• [WORK INSTRUCTIONS]
Only the lines from the one containing "Read all visible" through the last line of the data below belong in your answer, copied exactly and without pictures.

/---

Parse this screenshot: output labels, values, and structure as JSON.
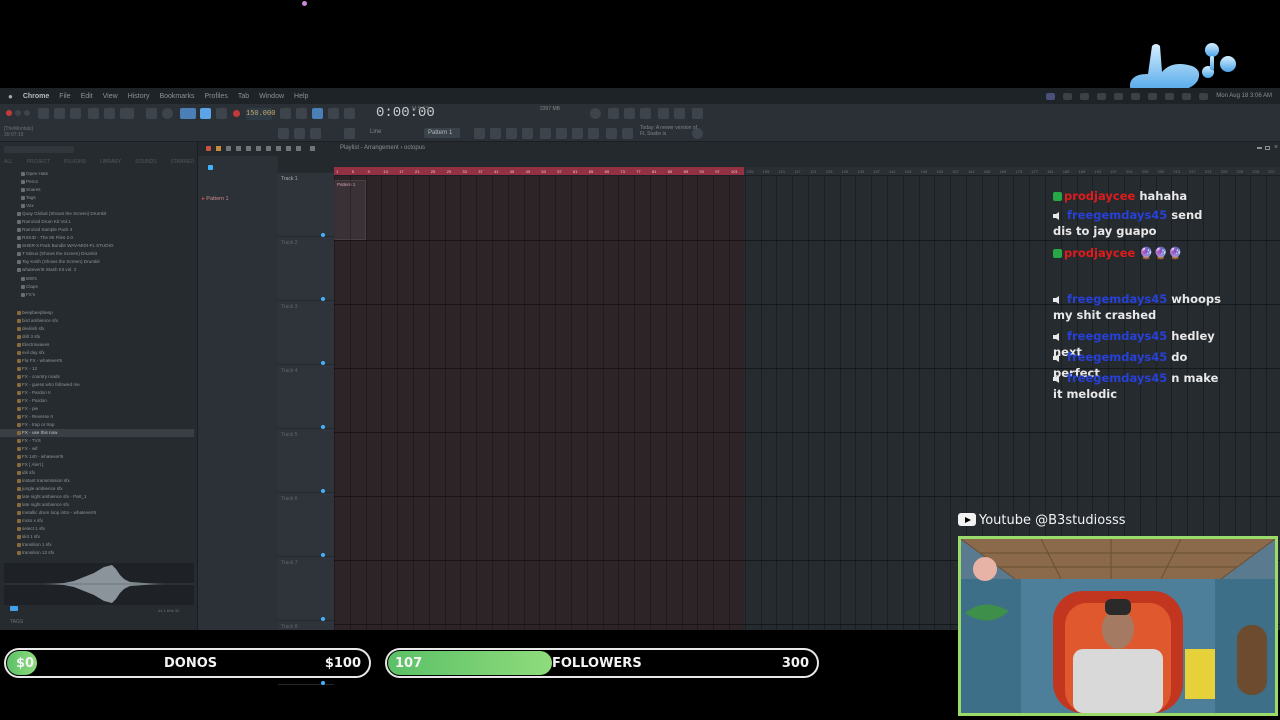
{
  "menubar": {
    "items": [
      "Chrome",
      "File",
      "Edit",
      "View",
      "History",
      "Bookmarks",
      "Profiles",
      "Tab",
      "Window",
      "Help"
    ],
    "clock": "Mon Aug 18  3:06 AM"
  },
  "toolbar": {
    "tempo": "150.000",
    "time": "0:00:00",
    "time_unit": "M:S:CS",
    "cpu": "2397 MB",
    "project_name": "[TheMontals]",
    "project_time": "39:07:19",
    "pattern": "Pattern 1",
    "snap": "Line",
    "news": "Today: A newer version of FL Studio is"
  },
  "browser": {
    "tabs": [
      "ALL",
      "PROJECT",
      "PLUGINS",
      "LIBRARY",
      "SOUNDS",
      "STARRED"
    ],
    "items": [
      "Open Hats",
      "Percs",
      "Snares",
      "Tags",
      "Vox",
      "Quay Global (Shows the Screen) Drumkit",
      "Ramzoid Drum Kit Vol.1",
      "Ramzoid Sample Pack 4",
      "RXKID - The 80 Files 2.0",
      "SHER-3 Pack Bundle WAV-MIDI-FL STUDIO",
      "T Minus (Shows the Screen) Drumkit",
      "Tay Keith (Shows the Screen) Drumkit",
      "whatever!5 Stash Kit vol. 2",
      "808's",
      "Claps",
      "FX's",
      "beepbeepbeep",
      "bird ambience sfx",
      "devilish sfx",
      "drill 3 sfx",
      "Electrowaves",
      "evil day sfx",
      "Fla FX - whatever!5",
      "FX - 12",
      "FX - country roads",
      "FX - guess who followed me",
      "FX - Pardon II",
      "FX - Pardon",
      "FX - pie",
      "FX - Reverse II",
      "FX - trap or trap",
      "FX - use this now",
      "FX - TVS",
      "FX - wif",
      "FX 140 - whatever!5",
      "FX [ Alert ]",
      "idk sfx",
      "instant transmission sfx",
      "jungle ambience sfx",
      "late night ambience sfx - Part_1",
      "late night ambience sfx",
      "metallic drum loop intro - whatever!5",
      "moto x sfx",
      "select 1 sfx",
      "skit 1 sfx",
      "transition 1 sfx",
      "transition 12 sfx"
    ],
    "selected_index": 31,
    "wave_meta": "44.1 kHz 32",
    "tags_label": "TAGS"
  },
  "playlist": {
    "title": "Playlist - Arrangement  ›  octopus",
    "pattern_item": "Pattern 1",
    "tracks": [
      "Track 1",
      "Track 2",
      "Track 3",
      "Track 4",
      "Track 5",
      "Track 6",
      "Track 7",
      "Track 8"
    ],
    "clip_label": "Pattern 1",
    "ruler": [
      "1",
      "5",
      "9",
      "13",
      "17",
      "21",
      "25",
      "29",
      "33",
      "37",
      "41",
      "45",
      "49",
      "53",
      "57",
      "61",
      "65",
      "69",
      "73",
      "77",
      "81",
      "85",
      "89",
      "93",
      "97",
      "101",
      "105",
      "109",
      "113",
      "117",
      "121",
      "125",
      "129",
      "133",
      "137",
      "141",
      "145",
      "149",
      "153",
      "157",
      "161",
      "165",
      "169",
      "173",
      "177",
      "181",
      "185",
      "189",
      "193",
      "197",
      "201",
      "205",
      "209",
      "213",
      "217",
      "221",
      "225",
      "229",
      "233",
      "237"
    ]
  },
  "chat": {
    "messages": [
      {
        "user": "prodjaycee",
        "user_color": "#e01b1b",
        "badge": true,
        "text": "hahaha"
      },
      {
        "user": "freegemdays45",
        "user_color": "#2740d8",
        "badge": false,
        "text": "send dis to jay guapo"
      },
      {
        "user": "prodjaycee",
        "user_color": "#e01b1b",
        "badge": true,
        "text": "🔮🔮🔮"
      },
      {
        "user": "freegemdays45",
        "user_color": "#2740d8",
        "badge": false,
        "text": "whoops my shit crashed"
      },
      {
        "user": "freegemdays45",
        "user_color": "#2740d8",
        "badge": false,
        "text": "hedley next"
      },
      {
        "user": "freegemdays45",
        "user_color": "#2740d8",
        "badge": false,
        "text": "do perfect"
      },
      {
        "user": "freegemdays45",
        "user_color": "#2740d8",
        "badge": false,
        "text": "n make it melodic"
      }
    ]
  },
  "social": {
    "youtube_handle": "Youtube @B3studiosss"
  },
  "donos": {
    "current": "$0",
    "label": "DONOS",
    "goal": "$100",
    "progress": 0.0
  },
  "followers": {
    "current": "107",
    "label": "FOLLOWERS",
    "goal": "300",
    "progress": 0.357
  },
  "colors": {
    "accent_green": "#5bc067",
    "cam_border": "#9bdb6a",
    "loop_red": "#b5324a",
    "logo_blue": "#7fc4f5"
  }
}
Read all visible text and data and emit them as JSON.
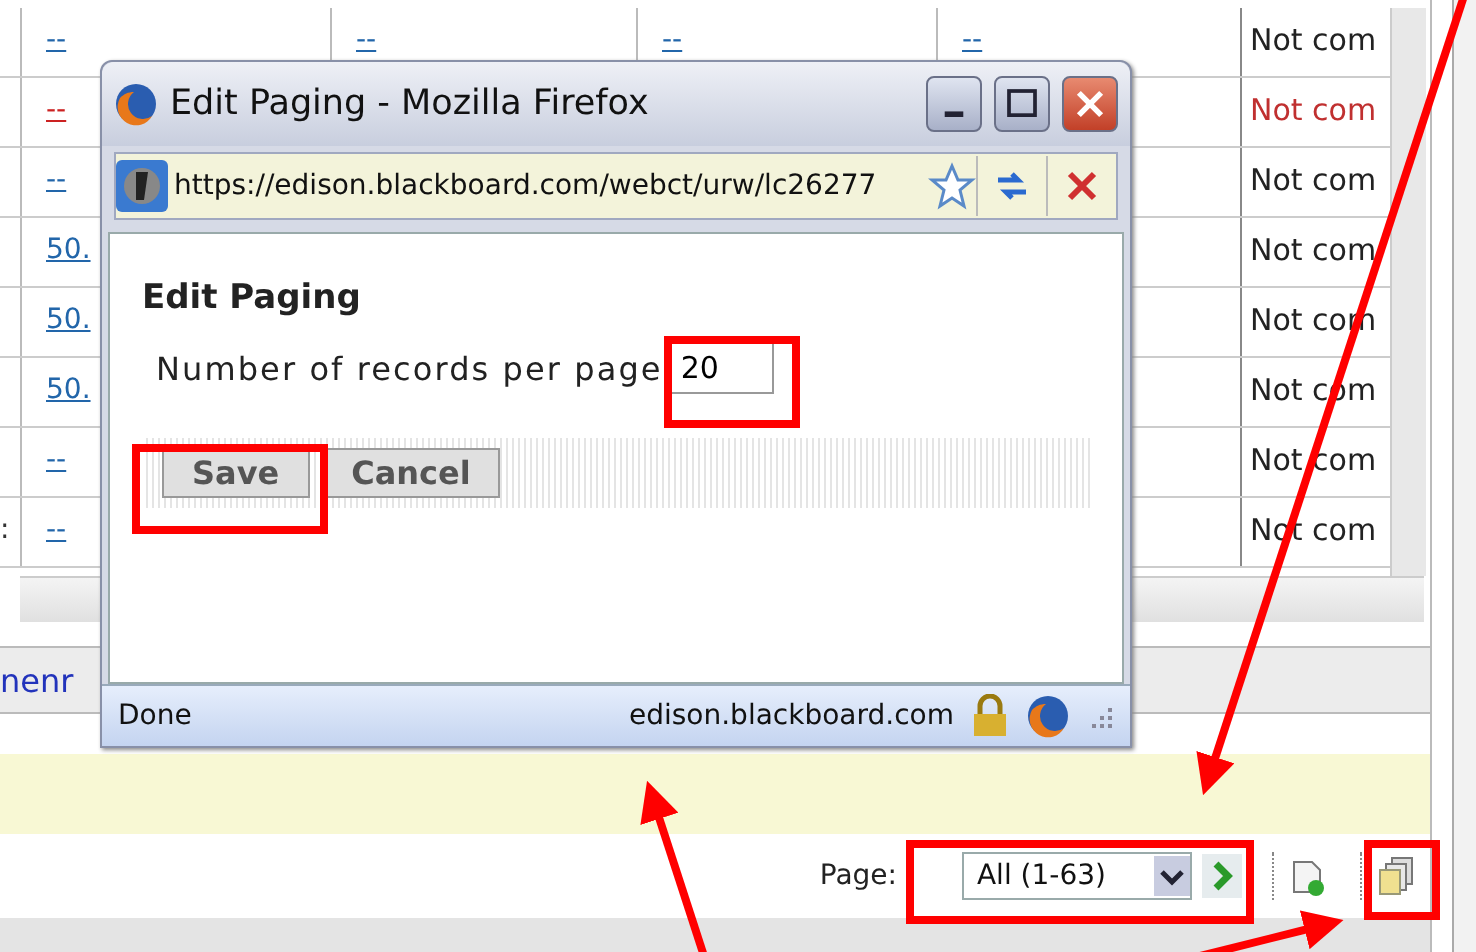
{
  "grid": {
    "rows": [
      {
        "stub": "",
        "cells": [
          "--",
          "--",
          "--",
          "--"
        ],
        "status": "Not com",
        "flagged": false
      },
      {
        "stub": "",
        "cells": [
          "--"
        ],
        "status": "Not com",
        "flagged": true
      },
      {
        "stub": "",
        "cells": [
          "--"
        ],
        "status": "Not com",
        "flagged": false
      },
      {
        "stub": "",
        "cells": [
          "50."
        ],
        "status": "Not com",
        "flagged": false
      },
      {
        "stub": "",
        "cells": [
          "50."
        ],
        "status": "Not com",
        "flagged": false
      },
      {
        "stub": "",
        "cells": [
          "50."
        ],
        "status": "Not com",
        "flagged": false
      },
      {
        "stub": "",
        "cells": [
          "--"
        ],
        "status": "Not com",
        "flagged": false
      },
      {
        "stub": ":",
        "cells": [
          "--"
        ],
        "status": "Not com",
        "flagged": false
      }
    ]
  },
  "action_link": "nenr",
  "pager": {
    "label": "Page:",
    "select": "All (1-63)"
  },
  "popup": {
    "title": "Edit Paging - Mozilla Firefox",
    "url": "https://edison.blackboard.com/webct/urw/lc26277",
    "heading": "Edit Paging",
    "field_label": "Number of records per page",
    "field_value": "20",
    "buttons": [
      "Save",
      "Cancel"
    ],
    "status": "Done",
    "domain": "edison.blackboard.com"
  }
}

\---

• [ANSWER FOR THE TASK]
Read all visible text and data and emit them as JSON.
{
  "grid": {
    "rows": [
      {
        "stub": "",
        "cells": [
          "--",
          "--",
          "--",
          "--"
        ],
        "status": "Not com",
        "flagged": false
      },
      {
        "stub": "",
        "cells": [
          "--"
        ],
        "status": "Not com",
        "flagged": true
      },
      {
        "stub": "",
        "cells": [
          "--"
        ],
        "status": "Not com",
        "flagged": false
      },
      {
        "stub": "",
        "cells": [
          "50."
        ],
        "status": "Not com",
        "flagged": false
      },
      {
        "stub": "",
        "cells": [
          "50."
        ],
        "status": "Not com",
        "flagged": false
      },
      {
        "stub": "",
        "cells": [
          "50."
        ],
        "status": "Not com",
        "flagged": false
      },
      {
        "stub": "",
        "cells": [
          "--"
        ],
        "status": "Not com",
        "flagged": false
      },
      {
        "stub": ":",
        "cells": [
          "--"
        ],
        "status": "Not com",
        "flagged": false
      }
    ]
  },
  "action_link": "nenr",
  "pager": {
    "label": "Page:",
    "select": "All (1-63)"
  },
  "popup": {
    "title": "Edit Paging - Mozilla Firefox",
    "url": "https://edison.blackboard.com/webct/urw/lc26277",
    "heading": "Edit Paging",
    "field_label": "Number of records per page",
    "field_value": "20",
    "buttons": [
      "Save",
      "Cancel"
    ],
    "status": "Done",
    "domain": "edison.blackboard.com"
  }
}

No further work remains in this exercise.